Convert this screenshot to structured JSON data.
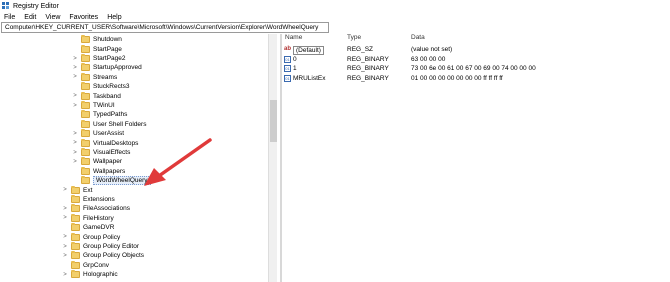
{
  "window": {
    "title": "Registry Editor"
  },
  "menu": [
    "File",
    "Edit",
    "View",
    "Favorites",
    "Help"
  ],
  "address": "Computer\\HKEY_CURRENT_USER\\Software\\Microsoft\\Windows\\CurrentVersion\\Explorer\\WordWheelQuery",
  "tree": {
    "items": [
      {
        "label": "Shutdown",
        "expander": "",
        "indent": 1
      },
      {
        "label": "StartPage",
        "expander": "",
        "indent": 1
      },
      {
        "label": "StartPage2",
        "expander": ">",
        "indent": 1
      },
      {
        "label": "StartupApproved",
        "expander": ">",
        "indent": 1
      },
      {
        "label": "Streams",
        "expander": ">",
        "indent": 1
      },
      {
        "label": "StuckRects3",
        "expander": "",
        "indent": 1
      },
      {
        "label": "Taskband",
        "expander": ">",
        "indent": 1
      },
      {
        "label": "TWinUI",
        "expander": ">",
        "indent": 1
      },
      {
        "label": "TypedPaths",
        "expander": "",
        "indent": 1
      },
      {
        "label": "User Shell Folders",
        "expander": "",
        "indent": 1
      },
      {
        "label": "UserAssist",
        "expander": ">",
        "indent": 1
      },
      {
        "label": "VirtualDesktops",
        "expander": ">",
        "indent": 1
      },
      {
        "label": "VisualEffects",
        "expander": ">",
        "indent": 1
      },
      {
        "label": "Wallpaper",
        "expander": ">",
        "indent": 1
      },
      {
        "label": "Wallpapers",
        "expander": "",
        "indent": 1
      },
      {
        "label": "WordWheelQuery",
        "expander": "",
        "indent": 1,
        "selected": true
      },
      {
        "label": "Ext",
        "expander": ">",
        "indent": 0
      },
      {
        "label": "Extensions",
        "expander": "",
        "indent": 0
      },
      {
        "label": "FileAssociations",
        "expander": ">",
        "indent": 0
      },
      {
        "label": "FileHistory",
        "expander": ">",
        "indent": 0
      },
      {
        "label": "GameDVR",
        "expander": "",
        "indent": 0
      },
      {
        "label": "Group Policy",
        "expander": ">",
        "indent": 0
      },
      {
        "label": "Group Policy Editor",
        "expander": ">",
        "indent": 0
      },
      {
        "label": "Group Policy Objects",
        "expander": ">",
        "indent": 0
      },
      {
        "label": "GrpConv",
        "expander": "",
        "indent": 0
      },
      {
        "label": "Holographic",
        "expander": ">",
        "indent": 0
      }
    ]
  },
  "values": {
    "headers": {
      "name": "Name",
      "type": "Type",
      "data": "Data"
    },
    "rows": [
      {
        "icon": "string-value-icon",
        "icon_glyph": "ab",
        "name": "(Default)",
        "type": "REG_SZ",
        "data": "(value not set)"
      },
      {
        "icon": "binary-value-icon",
        "icon_glyph": "01",
        "name": "0",
        "type": "REG_BINARY",
        "data": "63 00 00 00"
      },
      {
        "icon": "binary-value-icon",
        "icon_glyph": "01",
        "name": "1",
        "type": "REG_BINARY",
        "data": "73 00 6e 00 61 00 67 00 69 00 74 00 00 00"
      },
      {
        "icon": "binary-value-icon",
        "icon_glyph": "01",
        "name": "MRUListEx",
        "type": "REG_BINARY",
        "data": "01 00 00 00 00 00 00 00 ff ff ff ff"
      }
    ]
  },
  "colors": {
    "folder": "#f2cf6c",
    "arrow": "#e03a3a",
    "selection": "#e6eef9"
  }
}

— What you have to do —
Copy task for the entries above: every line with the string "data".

— Answer space —
Convert this screenshot to structured JSON data.
      "data": "Data"
        "data": "(value not set)"
        "data": "63 00 00 00"
        "data": "73 00 6e 00 61 00 67 00 69 00 74 00 00 00"
        "data": "01 00 00 00 00 00 00 00 ff ff ff ff"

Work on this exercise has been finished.